  19. 19.
    Hoffmeister HM, Mauser M, Schaper W. 1986. Repeated short periods of regional myocardial ischemia: effect on local function and high energy phosphate levels. Basic Res Cardiol 81:358–372.CrossRefGoogle Scholar
  20. 20.
    Marbon E, Kitakaze M, Koretsune Y, Yue DT, Chacko VP, Pike MM. 1990. Quantification of [Ca2+]i in perfused hearts. Critical evaluation of the 5F-BAPTA and nuclear magnetic resonance method as applied to the study of ischemia and reperfusion. Circ Res 66:1255–1267.Google Scholar
  21. 21.
    Gunter TE, Peeifer DR. 1990. Mechanism by which mitochondria transport calcium.
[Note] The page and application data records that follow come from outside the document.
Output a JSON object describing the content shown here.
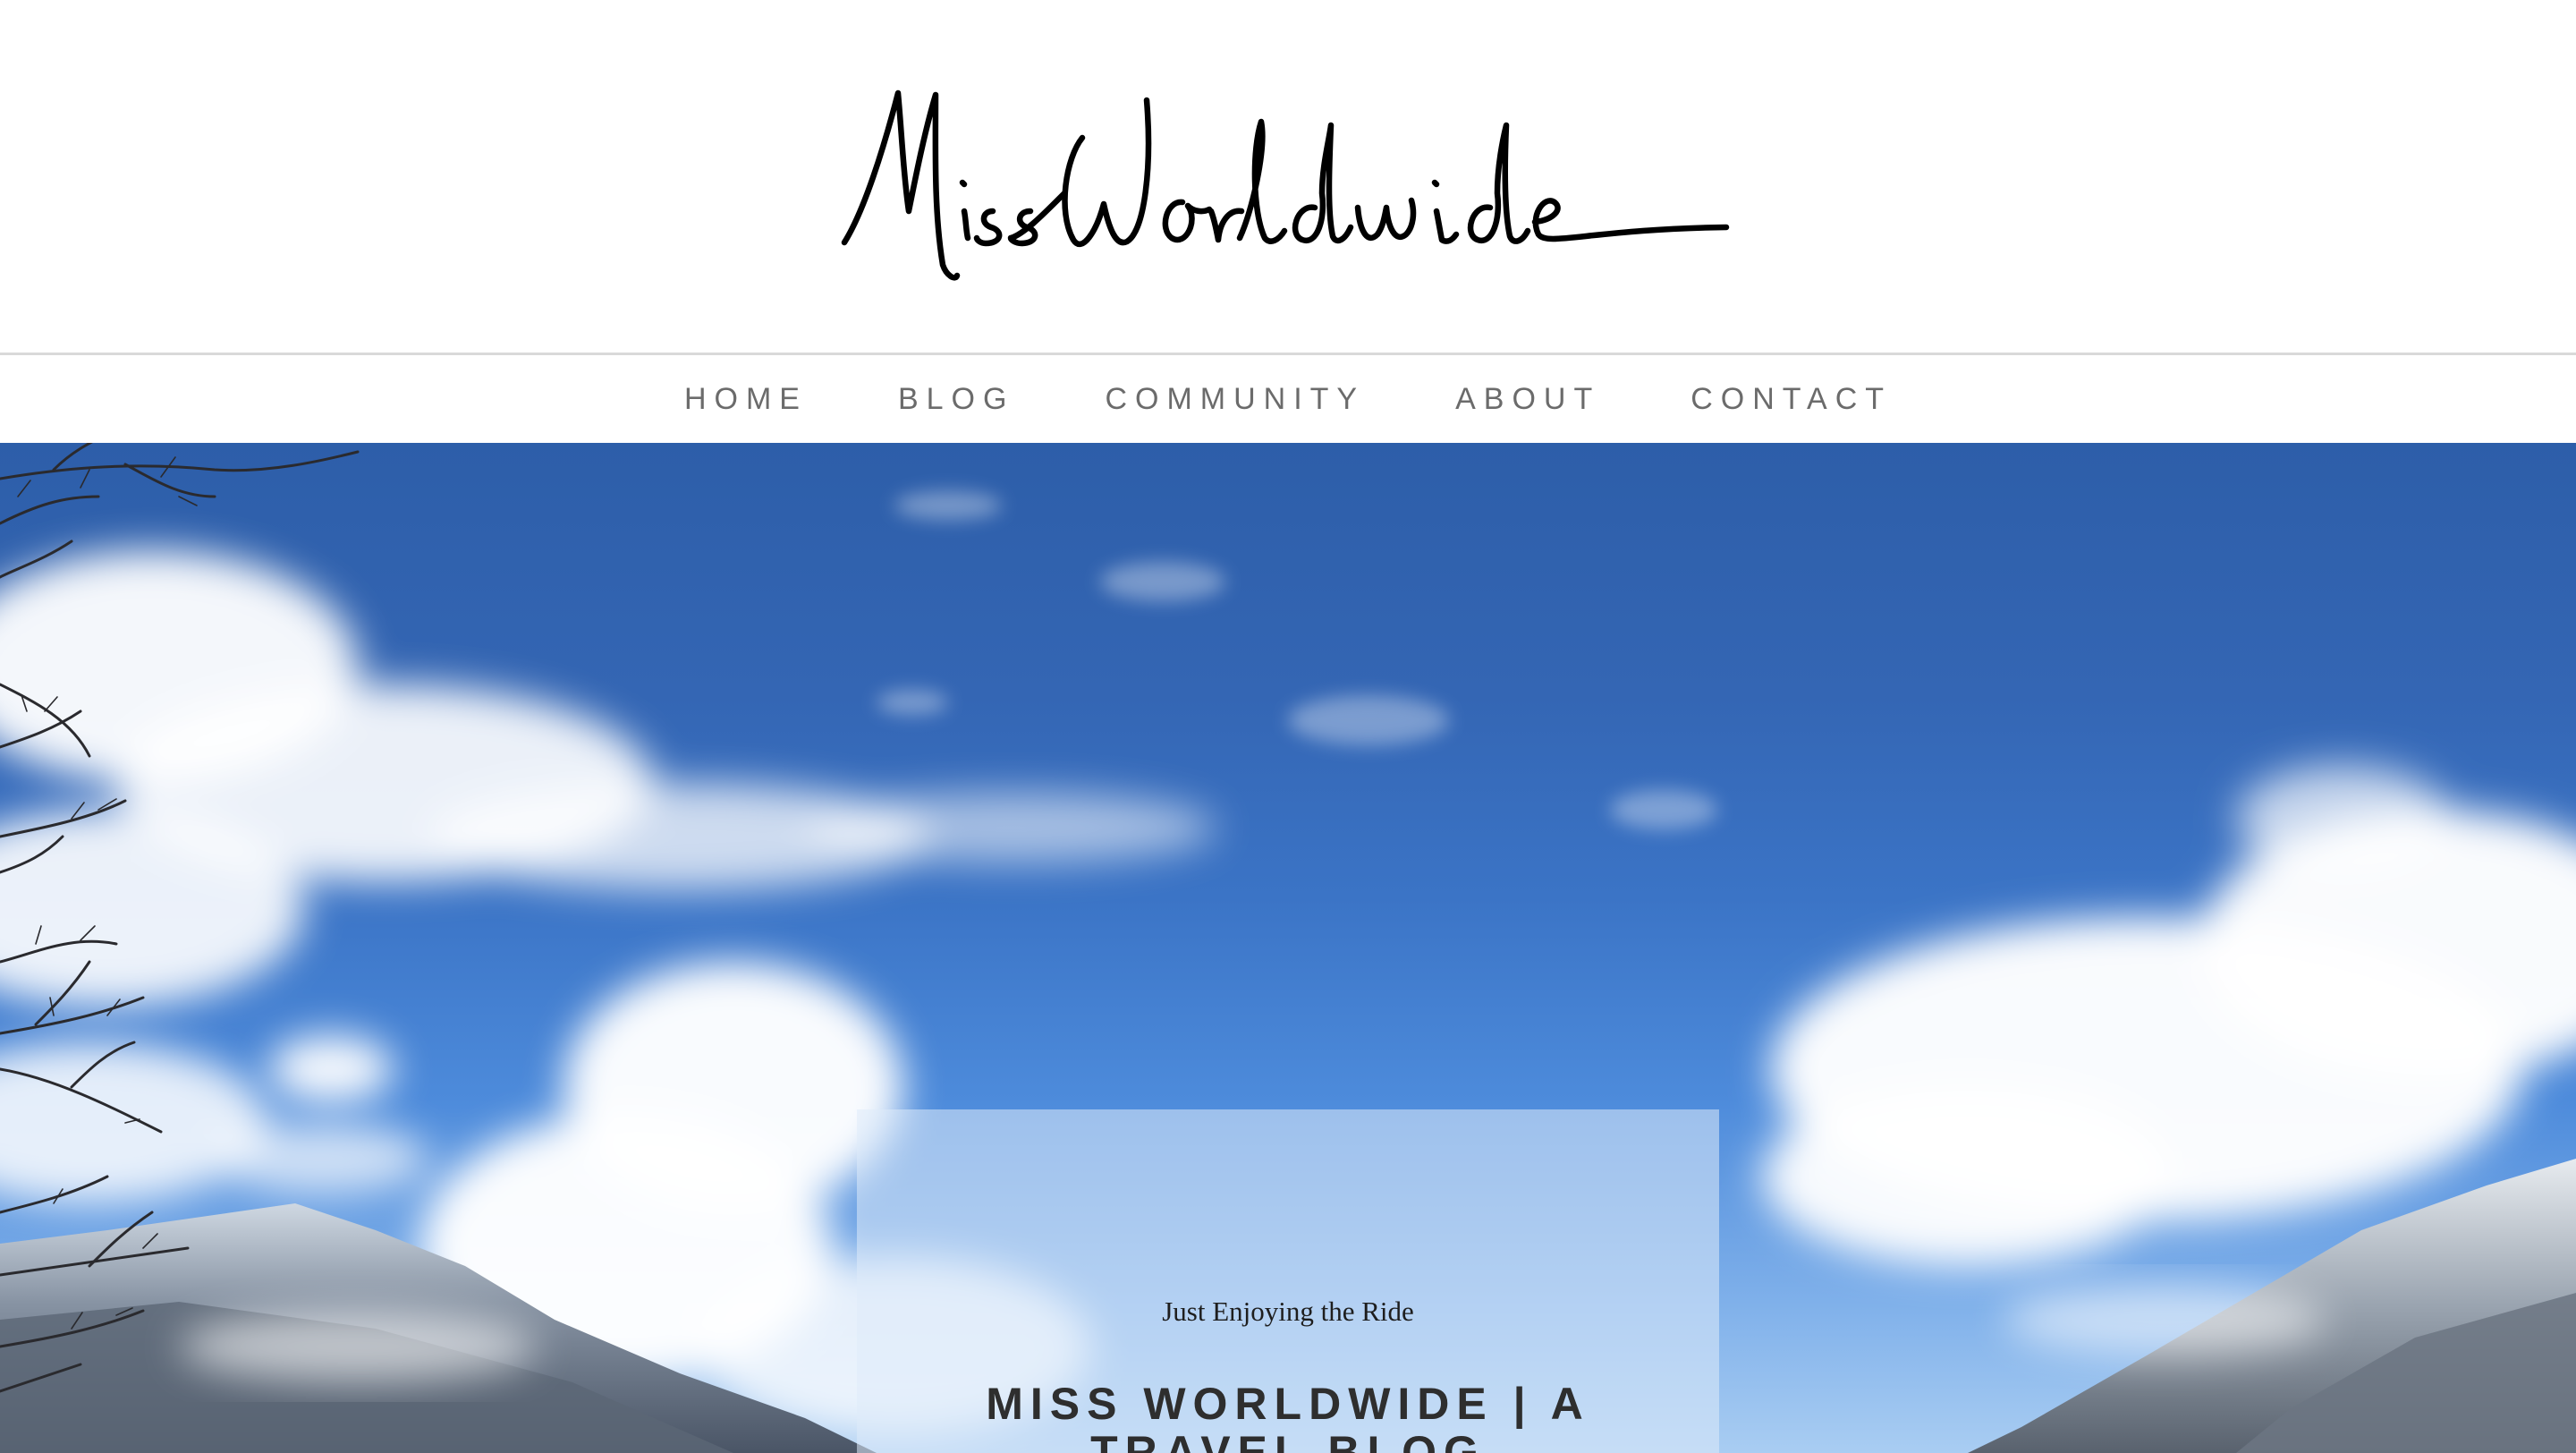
{
  "site": {
    "logo_text": "Miss Worldwide"
  },
  "nav": {
    "items": [
      {
        "label": "HOME"
      },
      {
        "label": "BLOG"
      },
      {
        "label": "COMMUNITY"
      },
      {
        "label": "ABOUT"
      },
      {
        "label": "CONTACT"
      }
    ]
  },
  "hero": {
    "tagline": "Just Enjoying the Ride",
    "title": "MISS WORLDWIDE | A TRAVEL BLOG"
  },
  "colors": {
    "nav_text": "#6b6b6b",
    "sky_top": "#2d5ea9",
    "sky_bottom": "#a9cdf2",
    "card_overlay": "rgba(223,235,250,0.55)",
    "title_text": "#2e2e2e"
  },
  "icons": {
    "logo": "handwritten-signature-logo"
  }
}
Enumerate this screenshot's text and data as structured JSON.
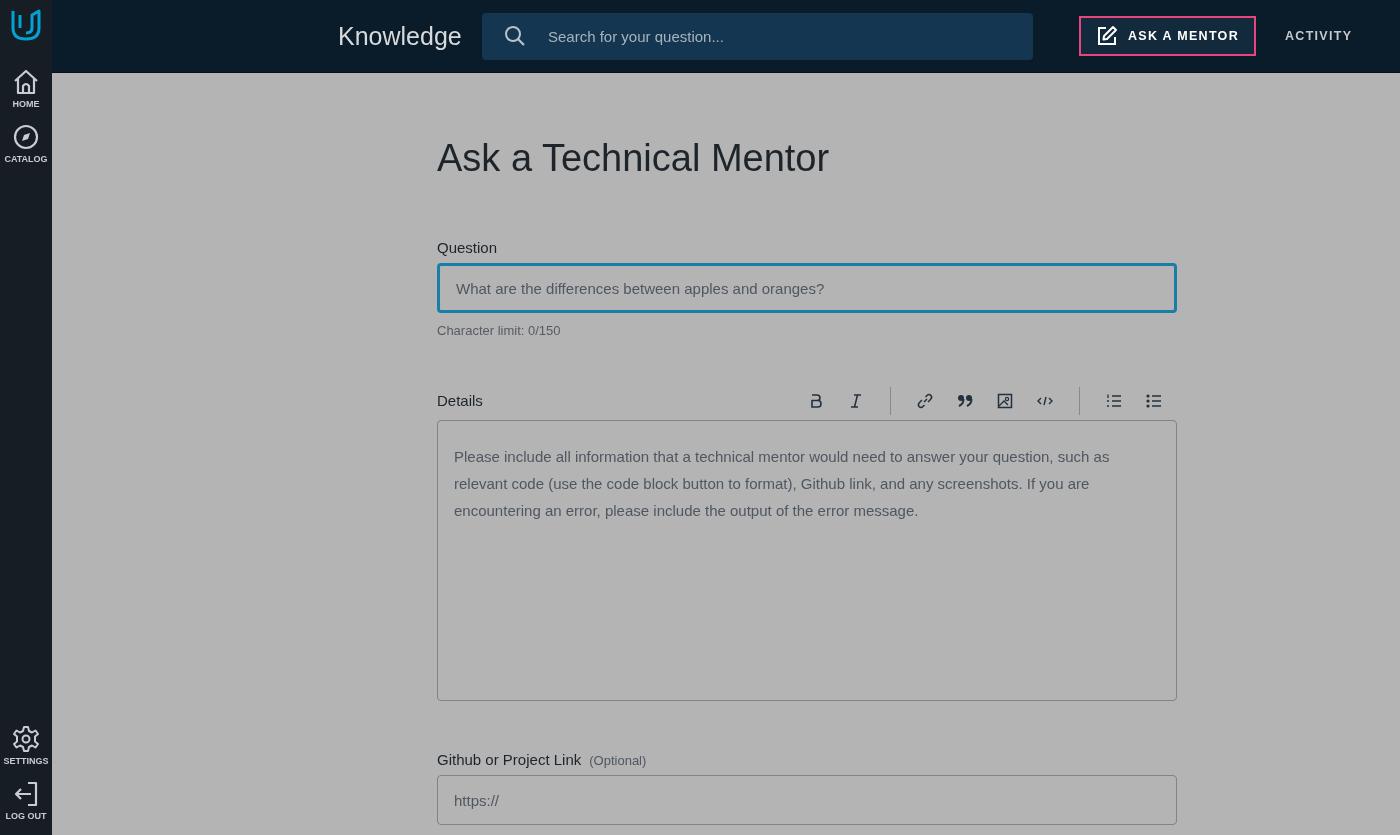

Am J Physiol 258:C755–C786.PubMedGoogle Scholar
  22. 22.
    Versi A, Reynafarje B, Lehninger A. 1978. Stoichiometry of H+ ejection and Ca2+ uptake couple to electron transport in rat heart mitochondria. J Biol Chem 253:6379–6385.Google Scholar
  23. 23.
    Ferrari R, di Lisa, Raddino R, Visioli O. 1982. The effects of ruthenium red on mitochondrial function during post-ischemic reperfusion. J Mol Cell Cardiol 14:737–740.PubMedCrossRefGoogle Scholar
  24. 24.
    Richter C, Frei B. 1988. Ca2+ release from mitochondria induced by prooxidants. Free Rad Biol Med 4:365–375.PubMedCrossRefGoogle Scholar
  25. 25.
    Frei B, Richter C, 1988. Mono (ADP-ribosylation) in rat liver mitochondria. Biochem 27:529–535.CrossRefGoogle Scholar
  26. 26.
    Kusuoka H, Porterfield JK, Weismann HF. 1987. Pathophysiology and pathogenesis of stunned myocardium. Depression-Ca2+ activity of contraction as a consequance of reperfusion-induced cellular calcium overload in ferret hearts. J Clin Invest 79:950–996.PubMedCrossRefGoogle Scholar

Copyright information

© Kluwer Academic Publishers 1998

Authors and Affiliations

  • Kazuaki Nishio
    • 1
  • Noburu Konno
    • 1
  • Yoshihisa Arata
    • 1
  • Ryuji Ueda
    • 1
  • Katumiti Iijima
    • 1
  • Toshiki Iwata
    • 1
  • Takashi Katagiri
    • 1
  1. 1.Showa University School of MedicineJapan

Personalised recommendations